The exploration of musicians’ lives in today’s challenging professional landscape is fascinating and inspiring.

Our world is unrestrained by geographical borders, and technology provides the opportunity to blur the lines of genre and form : the question of whether musicians should continue to define themselves within traditional, rigid boundaries is an important one.

Christopher Small was a musician, educator, lecturer and author of a number of influential books.  He coined the term musicking to highlight that music is a process (verb) and not an object (noun).  According to his own definition: 

“To music is to take part, in any capacity, in a musical performance, whether by performing, by listening, by rehearsing or practicing, by providing material for performance (what is called composing), or by dancing. We might at times even extend its meaning to what the person is doing who takes the tickets at the door or the hefty men who shift the piano and the drums or the roadies who set up the instruments and carry out the sound checks or the cleaners who clean up after everyone else has gone. They, too, are all contributing to the nature of the event that is a musical performance.”

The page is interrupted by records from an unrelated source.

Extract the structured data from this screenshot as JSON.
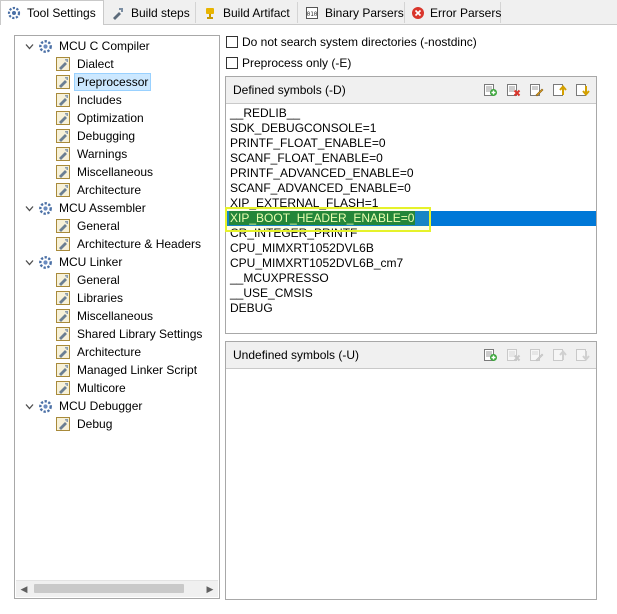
{
  "tabs": [
    {
      "label": "Tool Settings",
      "icon": "tool-settings-icon",
      "active": true
    },
    {
      "label": "Build steps",
      "icon": "build-steps-icon"
    },
    {
      "label": "Build Artifact",
      "icon": "build-artifact-icon"
    },
    {
      "label": "Binary Parsers",
      "icon": "binary-parsers-icon"
    },
    {
      "label": "Error Parsers",
      "icon": "error-parsers-icon"
    }
  ],
  "tree": {
    "items": [
      {
        "label": "MCU C Compiler",
        "level": 0,
        "expanded": true
      },
      {
        "label": "Dialect",
        "level": 1
      },
      {
        "label": "Preprocessor",
        "level": 1,
        "selected": true
      },
      {
        "label": "Includes",
        "level": 1
      },
      {
        "label": "Optimization",
        "level": 1
      },
      {
        "label": "Debugging",
        "level": 1
      },
      {
        "label": "Warnings",
        "level": 1
      },
      {
        "label": "Miscellaneous",
        "level": 1
      },
      {
        "label": "Architecture",
        "level": 1
      },
      {
        "label": "MCU Assembler",
        "level": 0,
        "expanded": true
      },
      {
        "label": "General",
        "level": 1
      },
      {
        "label": "Architecture & Headers",
        "level": 1
      },
      {
        "label": "MCU Linker",
        "level": 0,
        "expanded": true
      },
      {
        "label": "General",
        "level": 1
      },
      {
        "label": "Libraries",
        "level": 1
      },
      {
        "label": "Miscellaneous",
        "level": 1
      },
      {
        "label": "Shared Library Settings",
        "level": 1
      },
      {
        "label": "Architecture",
        "level": 1
      },
      {
        "label": "Managed Linker Script",
        "level": 1
      },
      {
        "label": "Multicore",
        "level": 1
      },
      {
        "label": "MCU Debugger",
        "level": 0,
        "expanded": true
      },
      {
        "label": "Debug",
        "level": 1
      }
    ]
  },
  "options": {
    "nostdinc_label": "Do not search system directories (-nostdinc)",
    "nostdinc_checked": false,
    "preprocess_only_label": "Preprocess only (-E)",
    "preprocess_only_checked": false
  },
  "defined": {
    "title": "Defined symbols (-D)",
    "tools": [
      "add-icon",
      "delete-icon",
      "edit-icon",
      "move-up-icon",
      "move-down-icon"
    ],
    "symbols": [
      "__REDLIB__",
      "SDK_DEBUGCONSOLE=1",
      "PRINTF_FLOAT_ENABLE=0",
      "SCANF_FLOAT_ENABLE=0",
      "PRINTF_ADVANCED_ENABLE=0",
      "SCANF_ADVANCED_ENABLE=0",
      "XIP_EXTERNAL_FLASH=1",
      "XIP_BOOT_HEADER_ENABLE=0",
      "CR_INTEGER_PRINTF",
      "CPU_MIMXRT1052DVL6B",
      "CPU_MIMXRT1052DVL6B_cm7",
      "__MCUXPRESSO",
      "__USE_CMSIS",
      "DEBUG"
    ],
    "selected_index": 7
  },
  "undefined": {
    "title": "Undefined symbols (-U)",
    "tools": [
      "add-icon",
      "delete-icon",
      "edit-icon",
      "move-up-icon",
      "move-down-icon"
    ],
    "symbols": []
  },
  "colors": {
    "selection": "#0078d7",
    "tree_selection": "#cce8ff",
    "highlight_box": "#e6f22a"
  }
}
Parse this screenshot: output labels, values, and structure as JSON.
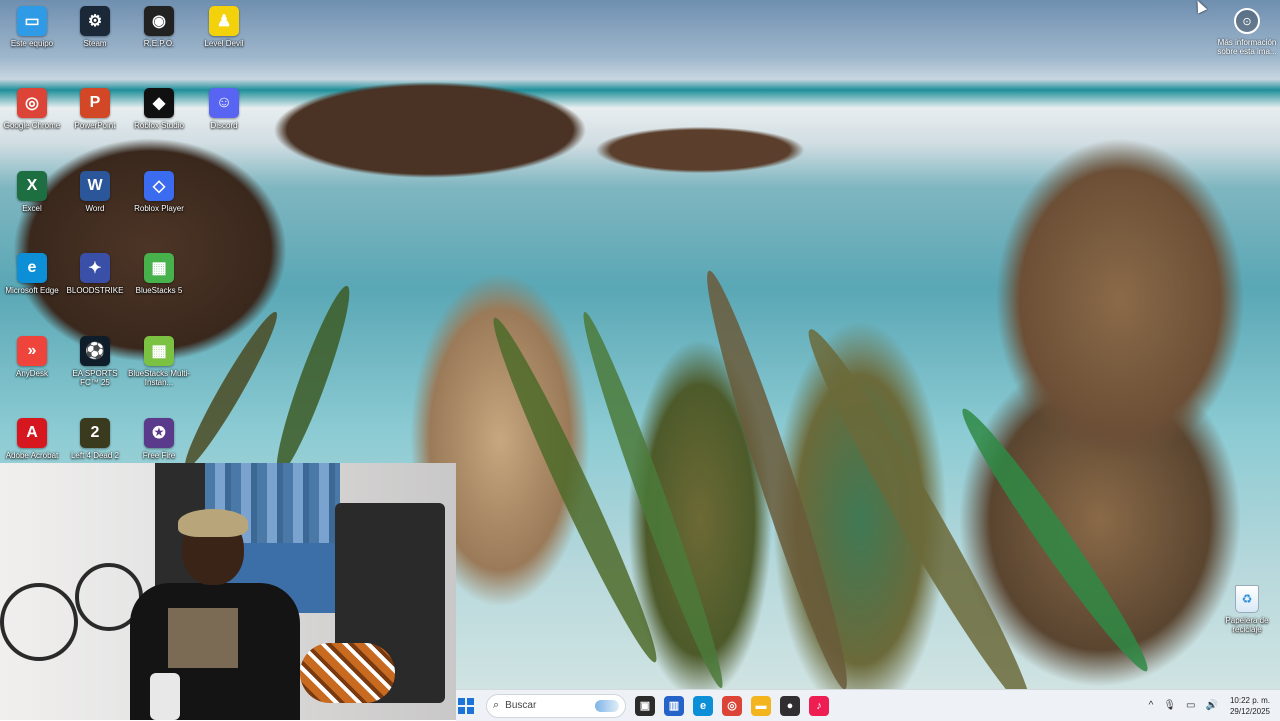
{
  "desktop_icons": [
    {
      "label": "Este equipo",
      "icon": "monitor-icon",
      "color": "#2f9be6",
      "glyph": "▭"
    },
    {
      "label": "Steam",
      "icon": "steam-icon",
      "color": "#1b2838",
      "glyph": "⚙"
    },
    {
      "label": "R.E.P.O.",
      "icon": "repo-game-icon",
      "color": "#222222",
      "glyph": "◉"
    },
    {
      "label": "Level Devil",
      "icon": "level-devil-icon",
      "color": "#f4d20b",
      "glyph": "♟"
    },
    {
      "label": "Google Chrome",
      "icon": "chrome-icon",
      "color": "#db4437",
      "glyph": "◎"
    },
    {
      "label": "PowerPoint",
      "icon": "powerpoint-icon",
      "color": "#d24726",
      "glyph": "P"
    },
    {
      "label": "Roblox Studio",
      "icon": "roblox-studio-icon",
      "color": "#101010",
      "glyph": "◆"
    },
    {
      "label": "Discord",
      "icon": "discord-icon",
      "color": "#5865f2",
      "glyph": "☺"
    },
    {
      "label": "Excel",
      "icon": "excel-icon",
      "color": "#1d6f42",
      "glyph": "X"
    },
    {
      "label": "Word",
      "icon": "word-icon",
      "color": "#2b579a",
      "glyph": "W"
    },
    {
      "label": "Roblox Player",
      "icon": "roblox-player-icon",
      "color": "#3b6cf0",
      "glyph": "◇"
    },
    {
      "label": "Microsoft Edge",
      "icon": "edge-icon",
      "color": "#0c8fd6",
      "glyph": "e"
    },
    {
      "label": "BLOODSTRIKE",
      "icon": "bloodstrike-icon",
      "color": "#3a4fa8",
      "glyph": "✦"
    },
    {
      "label": "BlueStacks 5",
      "icon": "bluestacks-icon",
      "color": "#47b14b",
      "glyph": "▦"
    },
    {
      "label": "AnyDesk",
      "icon": "anydesk-icon",
      "color": "#ef443b",
      "glyph": "»"
    },
    {
      "label": "EA SPORTS FC™ 25",
      "icon": "ea-fc-icon",
      "color": "#0f1d2a",
      "glyph": "⚽"
    },
    {
      "label": "BlueStacks Multi-Instan...",
      "icon": "bluestacks-multi-icon",
      "color": "#7cc242",
      "glyph": "▦"
    },
    {
      "label": "Adobe Acrobat",
      "icon": "acrobat-icon",
      "color": "#d7171f",
      "glyph": "A"
    },
    {
      "label": "Left 4 Dead 2",
      "icon": "left4dead2-icon",
      "color": "#3a3a1e",
      "glyph": "2"
    },
    {
      "label": "Free Fire",
      "icon": "free-fire-icon",
      "color": "#5a3a8a",
      "glyph": "✪"
    }
  ],
  "info_panel": {
    "label": "Más información sobre esta ima...",
    "icon": "camera-info-icon"
  },
  "recycle_bin": {
    "label": "Papelera de reciclaje",
    "icon": "recycle-bin-icon"
  },
  "taskbar": {
    "search_placeholder": "Buscar",
    "apps": [
      {
        "icon": "task-view-icon",
        "color": "#2b2b2b",
        "glyph": "▣"
      },
      {
        "icon": "store-icon",
        "color": "#2563c9",
        "glyph": "▥"
      },
      {
        "icon": "edge-taskbar-icon",
        "color": "#0c8fd6",
        "glyph": "e"
      },
      {
        "icon": "chrome-taskbar-icon",
        "color": "#db4437",
        "glyph": "◎"
      },
      {
        "icon": "file-explorer-icon",
        "color": "#f2b51e",
        "glyph": "▬"
      },
      {
        "icon": "obs-icon",
        "color": "#302e31",
        "glyph": "●"
      },
      {
        "icon": "tiktok-icon",
        "color": "#ee1d52",
        "glyph": "♪"
      }
    ],
    "tray": [
      {
        "icon": "chevron-up-icon",
        "glyph": "^"
      },
      {
        "icon": "microphone-icon",
        "glyph": "🎙"
      },
      {
        "icon": "network-icon",
        "glyph": "▭"
      },
      {
        "icon": "volume-icon",
        "glyph": "🔊"
      }
    ],
    "time": "10:22 p. m.",
    "date": "29/12/2025"
  }
}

Small elaborates further on his belief that musicking is the way in which we relate to the rest of the world.

 “The act of musicking establishes in the place where it is happening a set of relationships, and it is in those relationships that the meaning of the act lies. They are to be found not only between those organized sounds which are conventionally thought of as being the stuff of musical meaning but also between the people who are taking part, in whatever capacity, in the performance; and they model, or stand as metaphor for, ideal relationships as the participants in the performance imagine them to be: relationships between person and person, between individual and society, between humanity and the natural world and even perhaps the supernatural world.” 

Small, Christopher (1998). Musicking: The Meanings of Performing and Listening. Hanover: University Press of New England. ISBN 978-0-8195-2257-3.

Here are two extraordinary individuals, both musicking with unique and passionate voices in their local community and our global online community.

Louise King

I simply love music, what music can do for people and for a community.  In my work, I celebrate how music connects, inspires and uplifts the spirit

Louise King is an exciting example of an independent contemporary classical musician.  A refined English cellist with extensive international experience and training, she is an inspiring concert artist, teacher, recording artist, adjudicator and community leader.  

Read about Louise's community-based vision and visit her wonderful online home at Cello Dreaming.


Kimball Gallagher

I believe that home concerts can provide the possibility for community and intimacy, warmth and friendship, education and enlightenment, entertainment and joy, passionate involvement, and access through music to the infinite

Pianist Kimball Gallagher is a dynamic and multifaceted artist, founder of the international 88- Concert Tour, which seeks to revive salon culture through a series of performances in non-traditional venues. Kimball is a thought leader, entrepreneur and passionate humanitarian.  

Read Kimball's interview about the 88 project and visit his online home at Kimball Gallagher.